When Steven and Paula Bonney took out $115,000 in loans a decade ago to put their two daughters through school, it was more than they ever thought they’d have to borrow. But they expected to be debt-free at this point in their lives.
Now, in their early 60s, any dreams they had of retirement are buried deep under a mound of debt.
Like the Bonneys, 21% of parents took out college loans for their kids in 2011, a sharp increase from 13% in 1999, according to the National Center for Education Statistics. With middle-income families shouldering more student debt than low and high-income households, parents all over the country are making plans to work longer than ever before.
The Bonneys, who live in Mattapoisset, Ma, worked long hours at their own small businesses to stay ahead of their debt obligations. Steven had a general contracting company while Paula was building a growing bookkeeping business. But all the work came to an abrupt halt six years ago when Steven fell from a 25-foot scaffold and broke his neck, leaving him paralyzed from the waist down.
Even before the accident, the Bonneys were struggling to pay off the six-figure debt from the Parent Loans for Undergraduate Students (PLUS) loans they borrowed for their daughters, Jaime and Skye. Combined with the flood of medical bills, their bleak financial future has pushed them to the brink.
When Paula is not taking care of her husband’s physical health, she works full-time as a bookkeeper and payroll specialist. But they’ve still fallen behind on their taxes and have had to tap into their retirement accounts.

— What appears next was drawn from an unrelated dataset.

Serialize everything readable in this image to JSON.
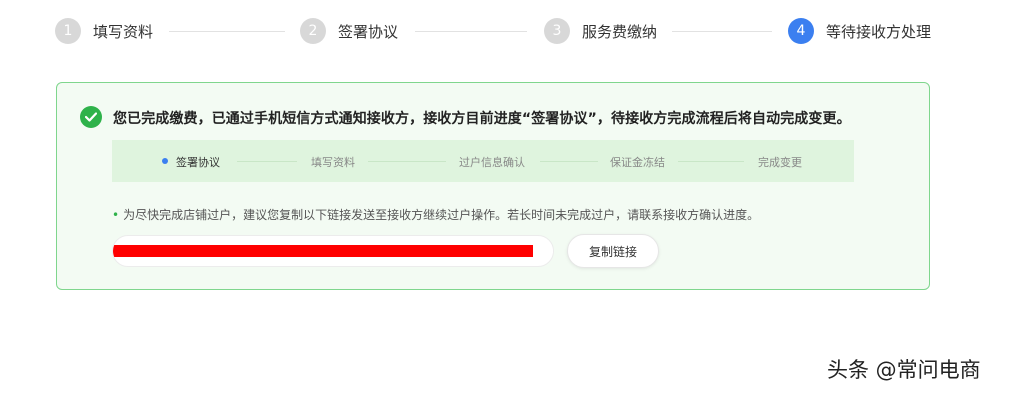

"The interest that we owe on the loan is going to be more than the total cost of tuition, for both girls," said Steven. After nine years of monthly payments, their debt hasn't budged much and remains at $109,000.
While most families are able to avoid catastrophic accidents, it’s not uncommon to encounter serious illnesses and job losses. Even a small crisis can pull families already struggling with college loans into a downward financial spiral.

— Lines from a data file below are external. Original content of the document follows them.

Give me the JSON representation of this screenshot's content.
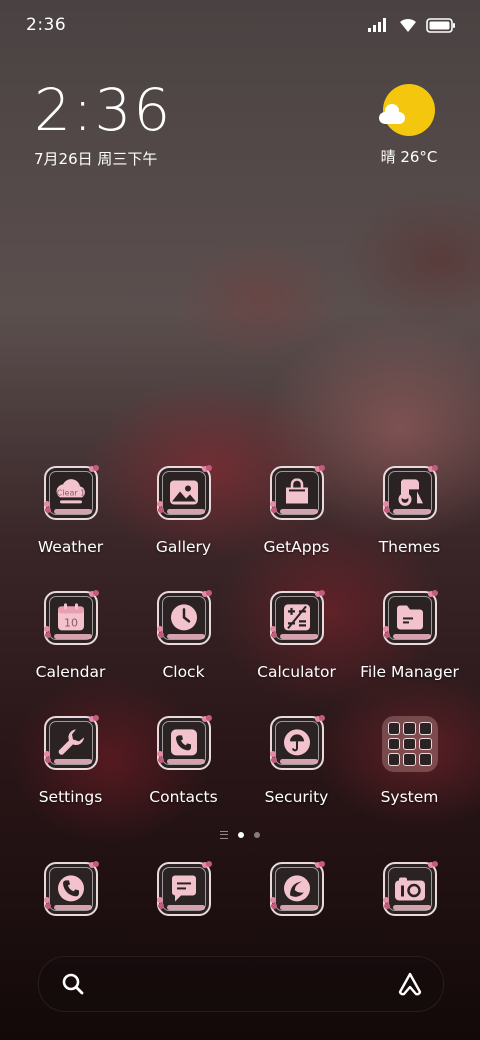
{
  "status_bar": {
    "time": "2:36",
    "icons": [
      "signal-icon",
      "wifi-icon",
      "battery-icon"
    ]
  },
  "clock_widget": {
    "time": "2:36",
    "date": "7月26日 周三下午"
  },
  "weather_widget": {
    "text": "晴 26°C",
    "icon": "sunny-cloud-icon"
  },
  "apps": [
    {
      "label": "Weather",
      "icon": "weather-icon",
      "glyph_text": "Clear 1"
    },
    {
      "label": "Gallery",
      "icon": "gallery-icon"
    },
    {
      "label": "GetApps",
      "icon": "shopping-bag-icon"
    },
    {
      "label": "Themes",
      "icon": "themes-icon"
    },
    {
      "label": "Calendar",
      "icon": "calendar-icon",
      "glyph_text": "10"
    },
    {
      "label": "Clock",
      "icon": "clock-icon"
    },
    {
      "label": "Calculator",
      "icon": "calculator-icon"
    },
    {
      "label": "File Manager",
      "icon": "folder-icon"
    },
    {
      "label": "Settings",
      "icon": "wrench-icon"
    },
    {
      "label": "Contacts",
      "icon": "contacts-icon"
    },
    {
      "label": "Security",
      "icon": "shield-icon"
    },
    {
      "label": "System",
      "icon": "folder-grid-icon"
    }
  ],
  "page_indicator": {
    "pages": 2,
    "active": 0
  },
  "dock": [
    {
      "icon": "phone-icon"
    },
    {
      "icon": "message-icon"
    },
    {
      "icon": "browser-icon"
    },
    {
      "icon": "camera-icon"
    }
  ],
  "search_bar": {
    "left_icon": "search-icon",
    "right_icon": "assistant-icon"
  },
  "colors": {
    "icon_glyph": "#f3c3cd",
    "icon_bg": "#2b2223",
    "weather_sun": "#f4c60e"
  }
}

Help with tackling student debt
“People look for an academic fit when choosing a college, but it’s just as important to look for a financial fit as well - particularly if you plan on supporting more than one child through college,” says Fudge.
In addition to choosing schools along a selectivity spectrum, Fudge strongly recommends picking schools along a cost spectrum, making sure to include a financial aid safety school. This option would allow a family to afford the education with limited or no financial assistance. In many instances, that would be a two-year or four-year public college or university.

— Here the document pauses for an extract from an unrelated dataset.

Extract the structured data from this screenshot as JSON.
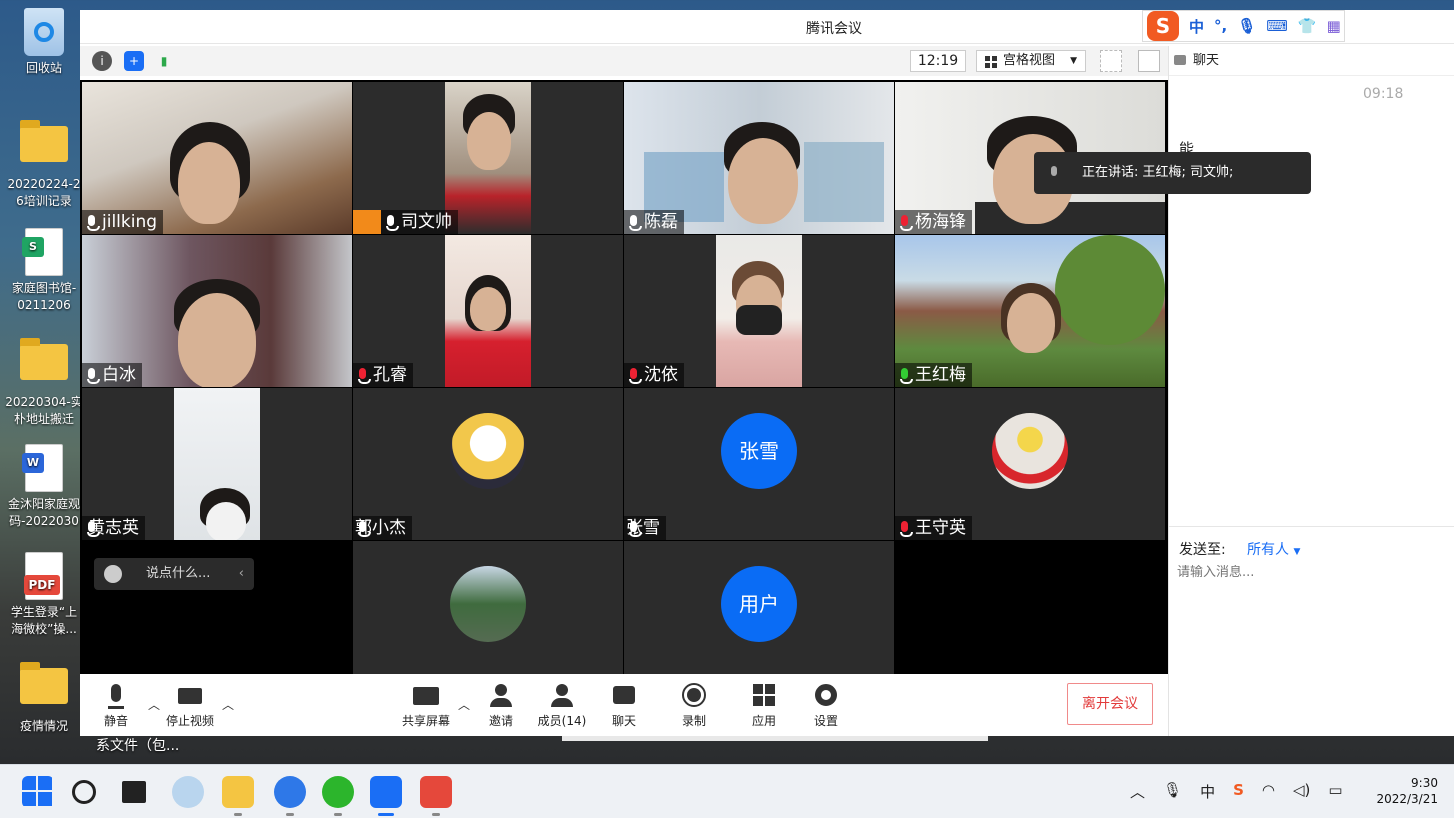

For families already knee-deep in debt, Fudge breaks down some repayment options that can reduce the minimum monthly payments to less than the payments required under a 10-year standard repayment plan.
These options include extended repayment or graduated repayment, which can be a term of 12 to 30 years, depending on the cumulative student loan debt. Having a longer repayment period reduces the monthly amount, but increases the overall amount paid over the life of the loan.
Another option is income-contingent repayment, which allows borrowers to extend payment to 25 years and ties their monthly payment to their income and cumulative debt. After 25 years, any remaining balance is discharged. Parent Loans for Undergraduate Students (PLUS loans) can only be eligible for Income Contingent Repayment if they are consolidated into a federal Direct Consolidation Loan.
Having counseled countless students and their families through debt management, Fudge says, “the more people understand their student loan repayment options and become financially literate consumers, the better they will be equipped to take advantage of their investment in college.”